Iceland Attractions, Gullfloss, Pingvellir, Snaeffelsjokur Reykjavik

Iceland Attractions

Blue Lagon

Iceland’s got so much to offer that with just 24 48 hours you soon begin to wander how you’re going to cram it all in. The ‘land of fire and ice’ is a playground for outdoorsy types and the good news is that you don’t have to stray far from the capital to sample some of the Iceland’s most spectacular scenery. Pick two or three of the following and your Iceland City Break will be an unforgettable one:

Gullfloss is a truly breath taking waterfall cascading over a geological fault line. In the summer Gullfloss is a raging torrent fed by melting ice caps, while the winter months see the falls transform into a mysterious ice encrusted crack in the earth.
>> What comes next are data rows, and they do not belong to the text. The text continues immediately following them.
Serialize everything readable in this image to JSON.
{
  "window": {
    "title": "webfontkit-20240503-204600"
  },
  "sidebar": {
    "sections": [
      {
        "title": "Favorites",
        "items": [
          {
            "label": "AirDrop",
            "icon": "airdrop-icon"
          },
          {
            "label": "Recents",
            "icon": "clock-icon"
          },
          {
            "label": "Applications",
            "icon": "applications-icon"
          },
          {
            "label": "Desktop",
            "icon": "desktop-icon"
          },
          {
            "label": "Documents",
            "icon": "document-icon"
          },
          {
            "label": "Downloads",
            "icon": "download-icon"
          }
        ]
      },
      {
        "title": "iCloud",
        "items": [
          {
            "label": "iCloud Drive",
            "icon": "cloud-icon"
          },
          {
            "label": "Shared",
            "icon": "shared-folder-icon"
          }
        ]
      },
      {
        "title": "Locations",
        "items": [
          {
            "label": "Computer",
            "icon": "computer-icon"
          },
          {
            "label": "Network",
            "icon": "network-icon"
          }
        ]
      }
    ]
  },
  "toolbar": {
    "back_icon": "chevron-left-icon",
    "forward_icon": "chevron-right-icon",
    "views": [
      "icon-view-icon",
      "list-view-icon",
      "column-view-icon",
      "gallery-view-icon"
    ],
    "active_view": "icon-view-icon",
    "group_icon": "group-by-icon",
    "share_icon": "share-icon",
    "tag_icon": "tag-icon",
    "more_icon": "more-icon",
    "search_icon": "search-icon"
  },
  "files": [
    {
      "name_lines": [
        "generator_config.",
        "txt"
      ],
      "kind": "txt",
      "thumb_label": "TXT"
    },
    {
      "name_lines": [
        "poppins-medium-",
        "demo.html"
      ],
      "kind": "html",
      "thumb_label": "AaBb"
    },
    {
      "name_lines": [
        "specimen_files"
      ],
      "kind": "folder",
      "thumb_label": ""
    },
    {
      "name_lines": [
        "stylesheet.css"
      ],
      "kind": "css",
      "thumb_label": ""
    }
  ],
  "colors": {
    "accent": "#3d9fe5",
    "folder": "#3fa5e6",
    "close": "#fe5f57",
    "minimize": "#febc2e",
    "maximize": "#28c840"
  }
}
Most tour buses zip through, but it’s worth spending some time and wandering down to the water’s edge for a closer look.

Powered by deep volcanic activity, Geysir is the site of the original geothermal fountain; form which all other ‘geysers’ around the world took their name.

Pingvellir was once the assembly ground for Iceland’s ancient government and is the setting for some of the country’s most dramatic myths and legends. However, today Pingvellir tops most visitors’ agendas as the place to sample Mother Nature in the raw. The weather beaten volcanic landscape of barren lava fields and swirling cataracts is among the country’s most photogenic and well worth any effort spent getting there.

The Blue Lagoon isn’t strictly a natural wonder, but that hasn’t stopped it becoming one of Iceland’s most visited attractions. The milky blue waters are warmed by the run off from the nearby geothermal power plant at Svartsengi. Whether you believe that the mineral rich waters really do have healing qualities; the experience of bathing outdoors surrounded by snow and ice is undoubtedly good for the soul.

Snaeffelsjokur is a glacier topped mountain at the end of its own peninsular some 60 miles north of Reykjavik. Explore the dramatic coastline of bizarre lava formations or trek towards its 1446m summit and you soon begin to understand why the region inspired so many folk tales; not to mention Jules Verne’s Journey to the Centre of the Earth.